→ **What you are asked to do**
Look for the string "number" in the listing. Copy each line that has it.

→ **Data records**
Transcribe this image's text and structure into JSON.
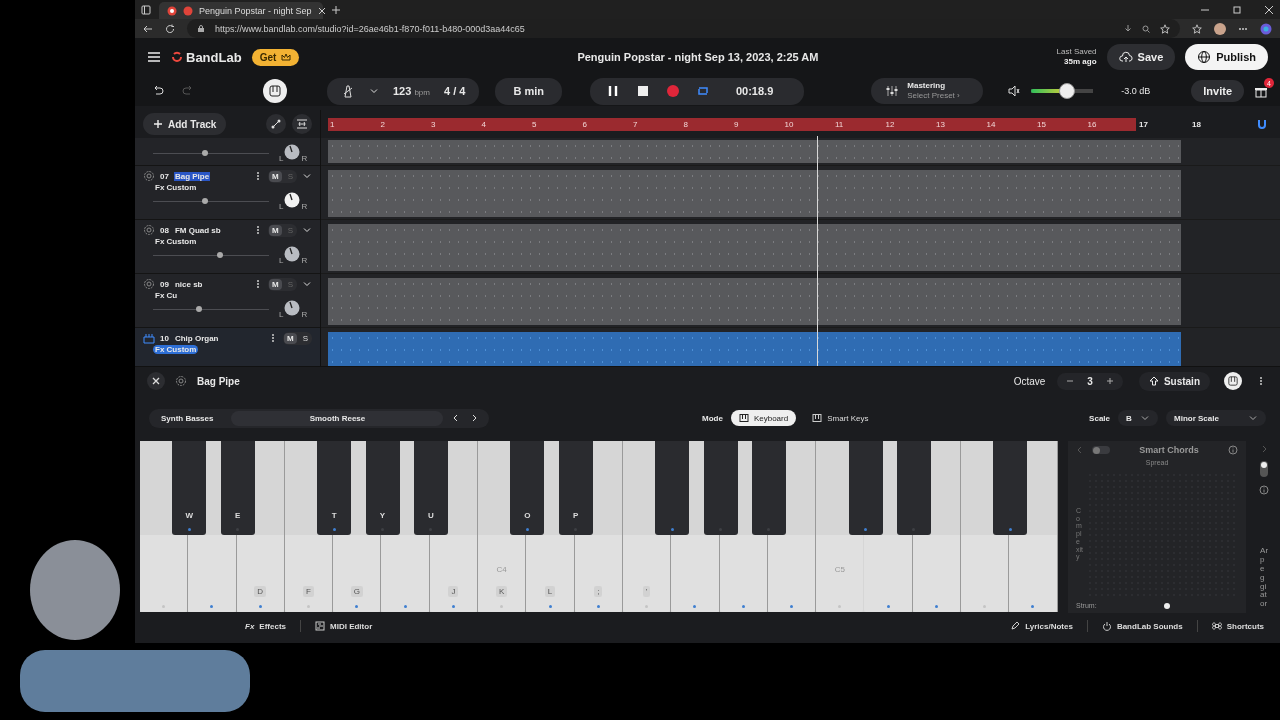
{
  "browser": {
    "tab_title": "Penguin Popstar - night Sep",
    "url": "https://www.bandlab.com/studio?id=26ae46b1-f870-f011-b480-000d3aa44c65"
  },
  "header": {
    "brand": "BandLab",
    "get_badge": "Get",
    "title": "Penguin Popstar - night Sep 13, 2023, 2:25 AM",
    "last_saved_label": "Last Saved",
    "last_saved_time": "35m ago",
    "save": "Save",
    "publish": "Publish"
  },
  "transport": {
    "tempo": "123",
    "tempo_unit": "bpm",
    "time_signature": "4 / 4",
    "key": "B min",
    "playing": true,
    "loop": true,
    "time": "00:18.9",
    "mastering_title": "Mastering",
    "mastering_preset": "Select Preset ›",
    "volume": {
      "level": 0.58
    },
    "volume_reading": "-3.0 dB",
    "invite": "Invite",
    "notification_count": "4"
  },
  "add_track": "Add Track",
  "tracks": [
    {
      "selected": false,
      "level": 0.45,
      "pan_left": "L",
      "pan_right": "R"
    },
    {
      "kind": "synth",
      "number": "07",
      "name": "Bag Pipe",
      "name_highlighted": true,
      "fx": "Fx Custom",
      "mute": "M",
      "solo": "S",
      "selected": false,
      "level": 0.45,
      "pan_left": "L",
      "pan_right": "R"
    },
    {
      "kind": "synth",
      "number": "08",
      "name": "FM Quad sb",
      "name_highlighted": false,
      "fx": "Fx Custom",
      "mute": "M",
      "solo": "S",
      "selected": false,
      "level": 0.58,
      "pan_left": "L",
      "pan_right": "R"
    },
    {
      "kind": "synth",
      "number": "09",
      "name": "nice sb",
      "name_highlighted": false,
      "fx": "Fx Cu",
      "mute": "M",
      "solo": "S",
      "selected": false,
      "level": 0.4,
      "pan_left": "L",
      "pan_right": "R"
    },
    {
      "kind": "instrument",
      "number": "10",
      "name": "Chip Organ",
      "name_highlighted": false,
      "fx": "Fx Custom",
      "mute": "M",
      "solo": "S",
      "selected": true
    }
  ],
  "ruler": {
    "loop": true,
    "bars": [
      "1",
      "2",
      "3",
      "4",
      "5",
      "6",
      "7",
      "8",
      "9",
      "10",
      "11",
      "12",
      "13",
      "14",
      "15",
      "16"
    ],
    "after": [
      "17",
      "18"
    ]
  },
  "instrument_panel": {
    "name": "Bag Pipe",
    "octave_label": "Octave",
    "octave": "3",
    "sustain": "Sustain",
    "preset_category": "Synth Basses",
    "preset": "Smooth Reese",
    "mode_label": "Mode",
    "modes": [
      {
        "label": "Keyboard",
        "selected": true
      },
      {
        "label": "Smart Keys",
        "selected": false
      }
    ],
    "scale_label": "Scale",
    "scale_root": "B",
    "scale_type": "Minor Scale"
  },
  "keyboard": [
    {
      "in_scale": false,
      "sharp": {
        "label": "W",
        "in_scale": true
      }
    },
    {
      "in_scale": true,
      "sharp": {
        "label": "E",
        "in_scale": false
      }
    },
    {
      "label": "D",
      "in_scale": true
    },
    {
      "label": "F",
      "in_scale": false,
      "sharp": {
        "label": "T",
        "in_scale": true
      }
    },
    {
      "label": "G",
      "in_scale": true,
      "sharp": {
        "label": "Y",
        "in_scale": false
      }
    },
    {
      "in_scale": true,
      "sharp": {
        "label": "U",
        "in_scale": false
      }
    },
    {
      "label": "J",
      "in_scale": true
    },
    {
      "label": "K",
      "note": "C4",
      "in_scale": false,
      "sharp": {
        "label": "O",
        "in_scale": true
      }
    },
    {
      "label": "L",
      "in_scale": true,
      "sharp": {
        "label": "P",
        "in_scale": false
      }
    },
    {
      "label": ";",
      "in_scale": true
    },
    {
      "label": "'",
      "in_scale": false,
      "sharp": {
        "in_scale": true
      }
    },
    {
      "in_scale": true,
      "sharp": {
        "in_scale": false
      }
    },
    {
      "in_scale": true,
      "sharp": {
        "in_scale": false
      }
    },
    {
      "in_scale": true
    },
    {
      "note": "C5",
      "in_scale": false,
      "sharp": {
        "in_scale": true
      }
    },
    {
      "in_scale": true,
      "sharp": {
        "in_scale": false
      }
    },
    {
      "in_scale": true
    },
    {
      "in_scale": false,
      "sharp": {
        "in_scale": true
      }
    },
    {
      "in_scale": true
    }
  ],
  "smart_chords": {
    "title": "Smart Chords",
    "enabled": false,
    "spread_label": "Spread",
    "complexity_label": "Complexity",
    "strum_label": "Strum:",
    "arpeggiator_label": "Arpeggiator",
    "arpeggiator_on": false
  },
  "footer": {
    "left": [
      {
        "kind": "effects",
        "label": "Effects",
        "icon_text": "Fx"
      },
      {
        "kind": "midi",
        "label": "MIDI Editor"
      }
    ],
    "right": [
      {
        "kind": "lyrics",
        "label": "Lyrics/Notes"
      },
      {
        "kind": "sounds",
        "label": "BandLab Sounds"
      },
      {
        "kind": "shortcuts",
        "label": "Shortcuts"
      }
    ]
  }
}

→ **Your response**
      "number": "07",
      "number": "08",
      "number": "09",
      "number": "10",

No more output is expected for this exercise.